[Opening Records provided section]

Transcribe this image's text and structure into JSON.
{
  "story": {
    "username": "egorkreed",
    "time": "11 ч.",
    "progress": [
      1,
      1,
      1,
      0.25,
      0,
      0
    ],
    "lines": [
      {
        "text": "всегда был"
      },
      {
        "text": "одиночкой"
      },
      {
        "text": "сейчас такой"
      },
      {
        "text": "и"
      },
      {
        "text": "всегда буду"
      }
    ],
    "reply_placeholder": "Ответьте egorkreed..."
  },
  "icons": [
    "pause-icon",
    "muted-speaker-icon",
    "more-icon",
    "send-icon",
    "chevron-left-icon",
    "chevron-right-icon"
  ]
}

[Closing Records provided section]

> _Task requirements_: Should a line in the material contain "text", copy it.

> _Response below_:
Transcribe this image's text and structure into JSON.
        "text": "всегда был"
        "text": "одиночкой"
        "text": "сейчас такой"
        "text": "и"
        "text": "всегда буду"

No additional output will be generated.